A new private high school makes big promises. Inside Higher Ed reports on a new and dramatic change in a private high school’s sell to families: <a href="http://r20.rs6.net/tn.jsp?

t=ronp9b6ab.0.0.kmrmnsdab.0&id=preview&r=3&p=https%3A%2F%2Fwww.insidehighered.com%2Fadmissions%2Farticle%2F2018%2F05%2F29%2Fprofit-high-school-recruits-students-guarantee-admission-top-colleges%3Futm_source%3DInside%2BHigher%2BEd%26utm_campaign%3D0018e1ec38-AdmissionsInsider_COPY_01%26utm_medium%3Demail%26utm_term%3D0_1fcbc04421-0018e1ec38-233778881%26mc_cid%3D0018e1ec38%26mc_eid%3Dc8a9d6760e” target=”_blank” rel=”noopener”>a top college admission guarantee.

A private, for-profit high school in Orange County, California, Fairmont Private Schools, does not just “help” your child obtain admission or brag about prior graduates’ success. They actually guarantee top college admission, and even scholarships.
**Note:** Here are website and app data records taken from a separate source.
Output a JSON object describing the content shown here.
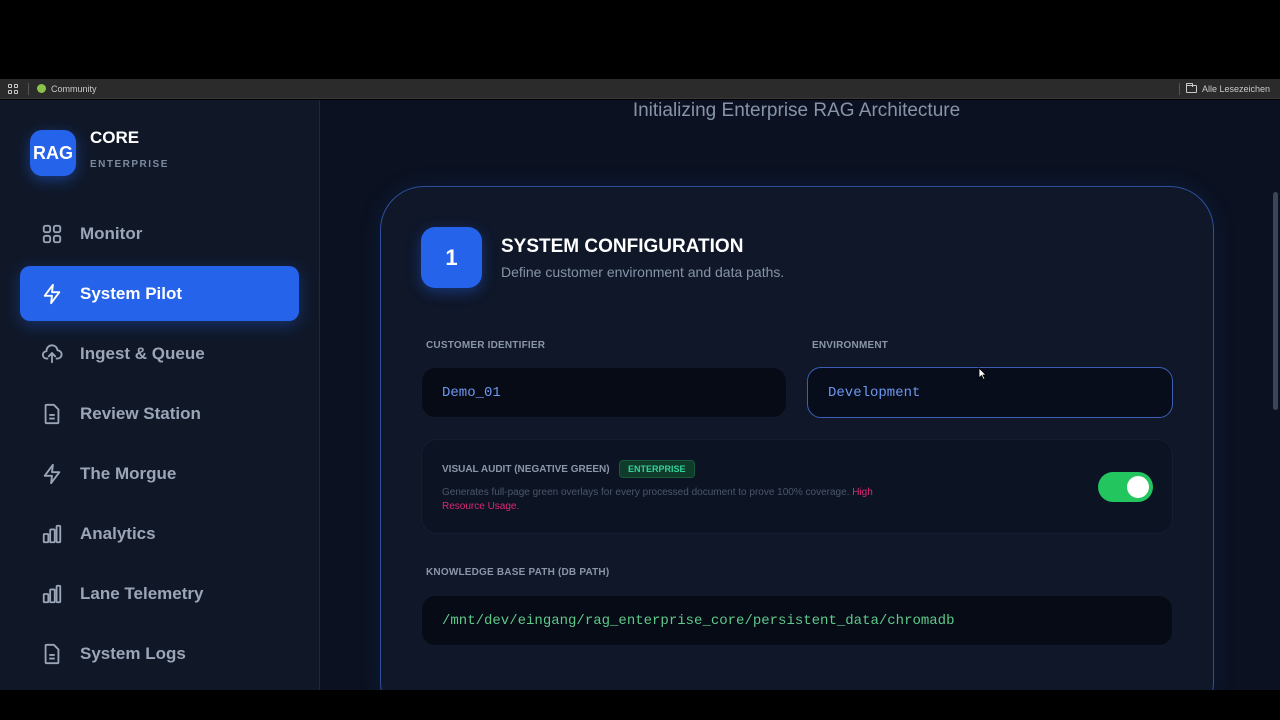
{
  "browser": {
    "bookmarks": [
      {
        "label": "Community"
      }
    ],
    "bookmarks_right": "Alle Lesezeichen"
  },
  "sidebar": {
    "logo": "RAG",
    "title": "CORE",
    "subtitle": "ENTERPRISE",
    "items": [
      {
        "label": "Monitor",
        "icon": "grid-icon",
        "active": false
      },
      {
        "label": "System Pilot",
        "icon": "lightning-icon",
        "active": true
      },
      {
        "label": "Ingest & Queue",
        "icon": "cloud-upload-icon",
        "active": false
      },
      {
        "label": "Review Station",
        "icon": "document-icon",
        "active": false
      },
      {
        "label": "The Morgue",
        "icon": "lightning-icon",
        "active": false
      },
      {
        "label": "Analytics",
        "icon": "bar-chart-icon",
        "active": false
      },
      {
        "label": "Lane Telemetry",
        "icon": "bar-chart-icon",
        "active": false
      },
      {
        "label": "System Logs",
        "icon": "document-icon",
        "active": false
      }
    ]
  },
  "main": {
    "headline": "Initializing Enterprise RAG Architecture",
    "card": {
      "step": "1",
      "title": "SYSTEM CONFIGURATION",
      "subtitle": "Define customer environment and data paths.",
      "customer_label": "CUSTOMER IDENTIFIER",
      "customer_value": "Demo_01",
      "environment_label": "ENVIRONMENT",
      "environment_value": "Development",
      "audit": {
        "title": "VISUAL AUDIT (NEGATIVE GREEN)",
        "badge": "ENTERPRISE",
        "description": "Generates full-page green overlays for every processed document to prove 100% coverage.",
        "warning": "High Resource Usage.",
        "enabled": true
      },
      "kb_label": "KNOWLEDGE BASE PATH (DB PATH)",
      "kb_value": "/mnt/dev/eingang/rag_enterprise_core/persistent_data/chromadb"
    }
  },
  "colors": {
    "accent": "#2563eb",
    "background": "#0b1120",
    "sidebar": "#101828",
    "toggle_on": "#22c55e",
    "path_text": "#5fc98a",
    "warning": "#db2777"
  }
}
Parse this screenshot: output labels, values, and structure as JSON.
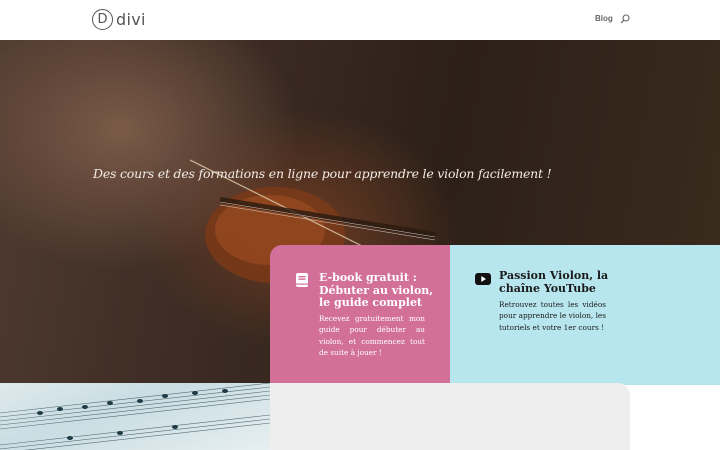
{
  "header": {
    "logo_letter": "D",
    "logo_text": "divi",
    "nav_blog": "Blog"
  },
  "hero": {
    "tagline": "Des cours et des formations en ligne pour apprendre le violon facilement !"
  },
  "cards": [
    {
      "title": "E-book gratuit : Débuter au violon, le guide complet",
      "text": "Recevez gratuitement mon guide pour débuter au violon, et commencez tout de suite à jouer !",
      "icon": "book-icon",
      "color": "#d2709a"
    },
    {
      "title": "Passion Violon, la chaîne YouTube",
      "text": "Retrouvez toutes les vidéos pour apprendre le violon, les tutoriels et votre 1er cours !",
      "icon": "youtube-icon",
      "color": "#b8e6ef"
    }
  ],
  "colors": {
    "grey_section": "#eeeeee"
  }
}
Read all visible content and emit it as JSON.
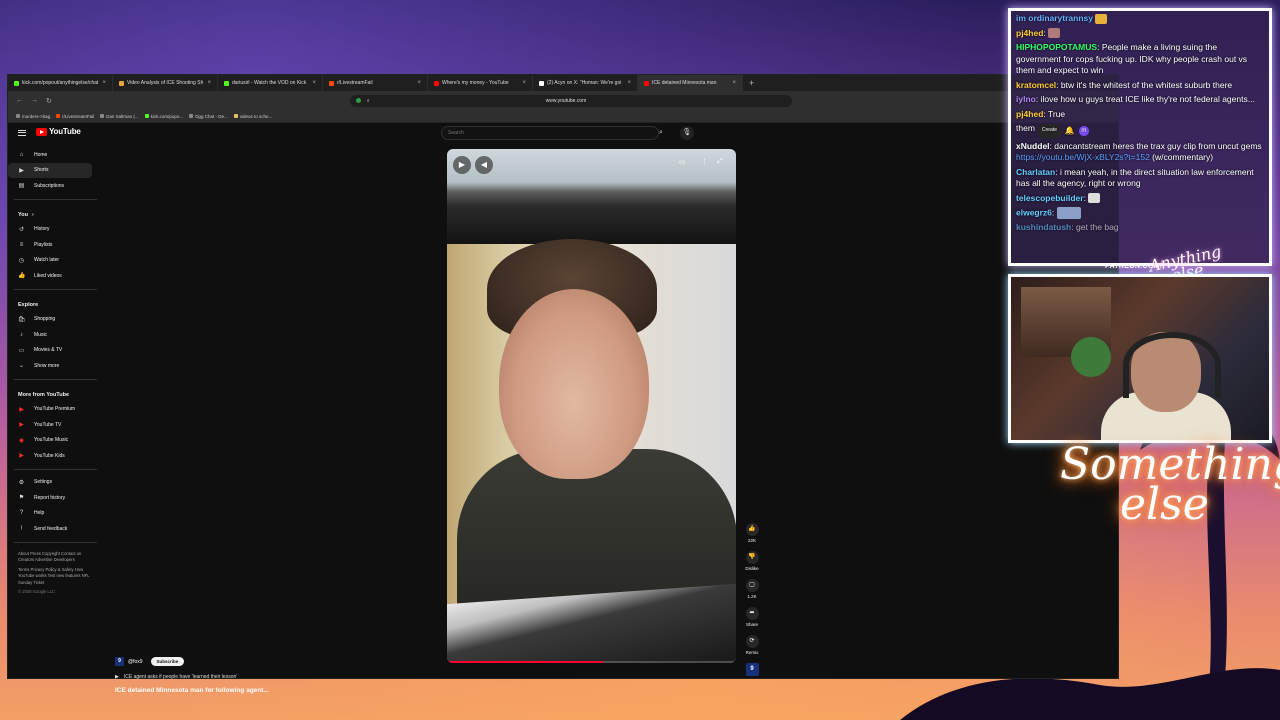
{
  "browser": {
    "tabs": [
      {
        "label": "kick.com/popout/anythingelse/chat",
        "color": "#53fc18"
      },
      {
        "label": "Video Analysis of ICE Shooting Sh",
        "color": "#e8a53a"
      },
      {
        "label": "dariusirl - Watch the VOD on Kick",
        "color": "#53fc18"
      },
      {
        "label": "r/LivestreamFail",
        "color": "#ff4500"
      },
      {
        "label": "Where's my money - YouTube",
        "color": "#ff0000"
      },
      {
        "label": "(2) Acyn on X: \"Homan: We're goi",
        "color": "#ffffff"
      },
      {
        "label": "ICE detained Minnesota man",
        "color": "#ff0000"
      }
    ],
    "new_tab": "+",
    "url": "www.youtube.com",
    "bookmarks": [
      "murders->bag",
      "r/LivestreamFail",
      "Dan Saltman (...",
      "kick.com/popo...",
      "Dgg Chat - De...",
      "videos to sche..."
    ]
  },
  "youtube": {
    "logo": "YouTube",
    "search_placeholder": "Search",
    "sidebar": {
      "main": [
        {
          "label": "Home",
          "icon": "home-icon"
        },
        {
          "label": "Shorts",
          "icon": "shorts-icon"
        },
        {
          "label": "Subscriptions",
          "icon": "subscriptions-icon"
        }
      ],
      "you_header": "You",
      "you": [
        {
          "label": "History",
          "icon": "history-icon"
        },
        {
          "label": "Playlists",
          "icon": "playlists-icon"
        },
        {
          "label": "Watch later",
          "icon": "watch-later-icon"
        },
        {
          "label": "Liked videos",
          "icon": "like-icon"
        }
      ],
      "explore_header": "Explore",
      "explore": [
        {
          "label": "Shopping",
          "icon": "shopping-icon"
        },
        {
          "label": "Music",
          "icon": "music-icon"
        },
        {
          "label": "Movies & TV",
          "icon": "movies-icon"
        },
        {
          "label": "Show more",
          "icon": "chevron-down-icon"
        }
      ],
      "more_header": "More from YouTube",
      "more": [
        {
          "label": "YouTube Premium"
        },
        {
          "label": "YouTube TV"
        },
        {
          "label": "YouTube Music"
        },
        {
          "label": "YouTube Kids"
        }
      ],
      "settings": [
        {
          "label": "Settings",
          "icon": "gear-icon"
        },
        {
          "label": "Report history",
          "icon": "flag-icon"
        },
        {
          "label": "Help",
          "icon": "help-icon"
        },
        {
          "label": "Send feedback",
          "icon": "feedback-icon"
        }
      ],
      "footer1": "About  Press  Copyright  Contact us  Creators  Advertise  Developers",
      "footer2": "Terms  Privacy  Policy & Safety  How YouTube works  Test new features  NFL Sunday Ticket",
      "copyright": "© 2026 Google LLC"
    },
    "short": {
      "progress_fraction": 0.54,
      "actions": {
        "likes": "22K",
        "dislike": "Dislike",
        "comments": "1.2K",
        "share": "Share",
        "remix": "Remix",
        "channel_badge": "9"
      },
      "channel_avatar": "9",
      "channel": "@fox9",
      "subscribe": "Subscribe",
      "related": "ICE agent asks if people have 'learned their lesson'",
      "title": "ICE detained Minnesota man for following agent..."
    }
  },
  "chat": {
    "messages": [
      {
        "user": "im ordinarytrannsy",
        "text": "",
        "color": "#66b3ff"
      },
      {
        "user": "pj4hed",
        "text": "",
        "color": "#ffcc33"
      },
      {
        "user": "HIPHOPOPOTAMUS",
        "text": "People make a living suing the government for cops fucking up. IDK why people crash out vs them and expect to win",
        "color": "#33ff66"
      },
      {
        "user": "kratomcel",
        "text": "btw it's the whitest of the whitest suburb there",
        "color": "#ffcc33"
      },
      {
        "user": "iylno",
        "text": "ilove how u guys treat ICE like thy're not federal agents...",
        "color": "#b388ff"
      },
      {
        "user": "pj4hed",
        "text": "True",
        "color": "#ffcc33"
      },
      {
        "user": "",
        "text": "them",
        "color": "#ffffff"
      },
      {
        "user": "xNuddel",
        "text": "dancantstream heres the trax guy clip from uncut gems",
        "link": "https://youtu.be/WjX-xBLY2s?t=152",
        "tail": "(w/commentary)",
        "color": "#ffffff"
      },
      {
        "user": "Charlatan",
        "text": "i mean yeah, in the direct situation law enforcement has all the agency, right or wrong",
        "color": "#66ccff"
      },
      {
        "user": "telescopebuilder",
        "text": "",
        "color": "#66ccff"
      },
      {
        "user": "elwegrz6",
        "text": "",
        "color": "#66ccff"
      },
      {
        "user": "kushindatush",
        "text": "get the bag",
        "color": "#66ccff"
      }
    ],
    "yt_create": "Create",
    "yt_avatar": "m"
  },
  "overlay": {
    "patreon": "PATREON.COM/",
    "brand_small_1": "Anything",
    "brand_small_2": "else",
    "neon_1": "Something",
    "neon_2": "else"
  }
}
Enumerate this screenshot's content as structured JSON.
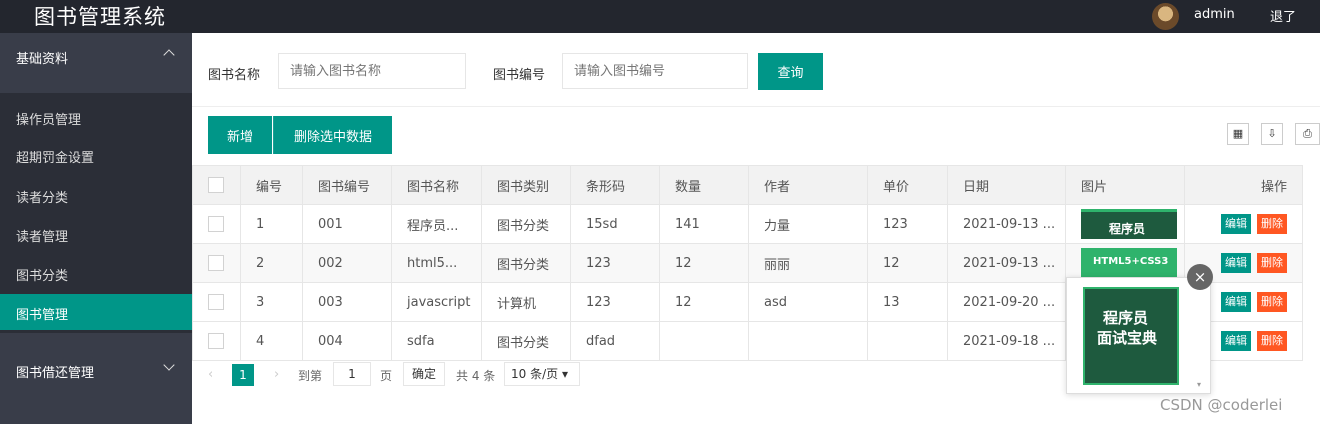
{
  "header": {
    "title": "图书管理系统",
    "user": "admin",
    "logout": "退了"
  },
  "sidebar": {
    "group1": "基础资料",
    "items": [
      "操作员管理",
      "超期罚金设置",
      "读者分类",
      "读者管理",
      "图书分类",
      "图书管理"
    ],
    "group2": "图书借还管理"
  },
  "search": {
    "name_label": "图书名称",
    "name_placeholder": "请输入图书名称",
    "code_label": "图书编号",
    "code_placeholder": "请输入图书编号",
    "query": "查询"
  },
  "toolbar": {
    "add": "新增",
    "delete_selected": "删除选中数据"
  },
  "table": {
    "headers": [
      "编号",
      "图书编号",
      "图书名称",
      "图书类别",
      "条形码",
      "数量",
      "作者",
      "单价",
      "日期",
      "图片",
      "操作"
    ],
    "edit": "编辑",
    "delete": "删除",
    "rows": [
      {
        "id": "1",
        "code": "001",
        "name": "程序员...",
        "category": "图书分类",
        "barcode": "15sd",
        "qty": "141",
        "author": "力量",
        "price": "123",
        "date": "2021-09-13 ...",
        "img": "程序员"
      },
      {
        "id": "2",
        "code": "002",
        "name": "html5...",
        "category": "图书分类",
        "barcode": "123",
        "qty": "12",
        "author": "丽丽",
        "price": "12",
        "date": "2021-09-13 ...",
        "img": "HTML5+CSS3"
      },
      {
        "id": "3",
        "code": "003",
        "name": "javascript",
        "category": "计算机",
        "barcode": "123",
        "qty": "12",
        "author": "asd",
        "price": "13",
        "date": "2021-09-20 ...",
        "img": ""
      },
      {
        "id": "4",
        "code": "004",
        "name": "sdfa",
        "category": "图书分类",
        "barcode": "dfad",
        "qty": "",
        "author": "",
        "price": "",
        "date": "2021-09-18 ...",
        "img": ""
      }
    ]
  },
  "pager": {
    "current": "1",
    "goto": "到第",
    "page_input": "1",
    "page": "页",
    "confirm": "确定",
    "total": "共 4 条",
    "size": "10 条/页"
  },
  "popup": {
    "title_line1": "程序员",
    "title_line2": "面试宝典",
    "close": "×"
  },
  "watermark": "CSDN @coderlei"
}
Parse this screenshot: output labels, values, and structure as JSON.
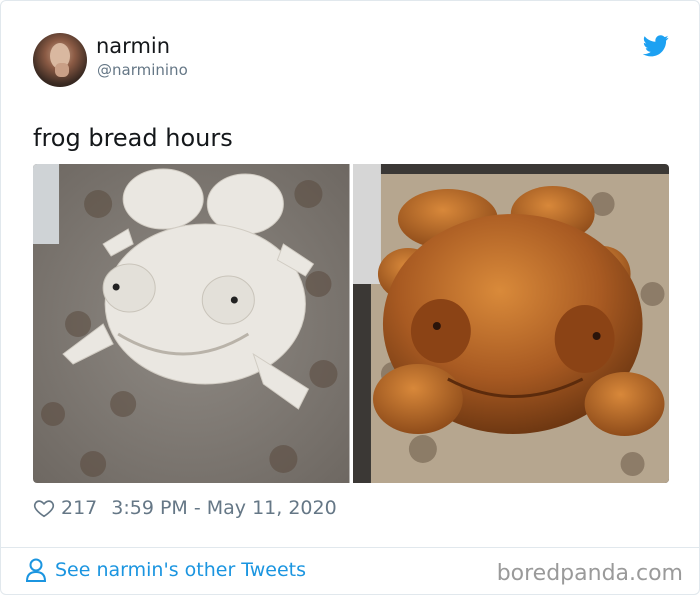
{
  "tweet": {
    "author_name": "narmin",
    "author_handle": "@narminino",
    "text": "frog bread hours",
    "likes": "217",
    "timestamp": "3:59 PM - May 11, 2020"
  },
  "media": [
    {
      "icon": "frog-dough-unbaked-photo"
    },
    {
      "icon": "frog-bread-baked-photo"
    }
  ],
  "footer": {
    "see_more_label": "See narmin's other Tweets"
  },
  "watermark": "boredpanda.com",
  "colors": {
    "twitter_blue": "#1da1f2",
    "link_blue": "#1b95e0",
    "meta_gray": "#657786",
    "text_dark": "#14171a",
    "border": "#e1e8ed"
  },
  "icons": {
    "bird": "twitter-bird-icon",
    "heart": "heart-icon",
    "person": "person-icon"
  }
}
“Fairmont Private Schools, Orange County’s largest and oldest nonsectarian private school, is boosting the return on investment in education with the Fairmont College Promise, which guarantees that Fairmont Preparatory Academy graduates will be accepted to and receive scholarships for tuition at the Top 100 U.S. colleges or universities. The school also says it will convert up to 100 percent of tuition paid to attend its high school into a scholarship to the college of choice if the promise is not met.”

No private school in New York has yet followed Fairmont’s lead. But is this fortunate?

According to Inside Higher Ed:

Myra A. McGovern, vice president of the National Association of Independent Schools, … said she was troubled by any high school designating only a certain kind of college as appropriate.

“Does that serve students well?” she asked. “The idea of a school isn’t that it produces one outcome exclusively, but that it helps a student develop into an adult.” Defining success as being admitted to a college praised by U.S. News “is a relatively narrow outcome.”

She pointed to her association’s code of ethics, which has a provision that warns against any relationships that would have school officials favoring some colleges over others in admissions advising.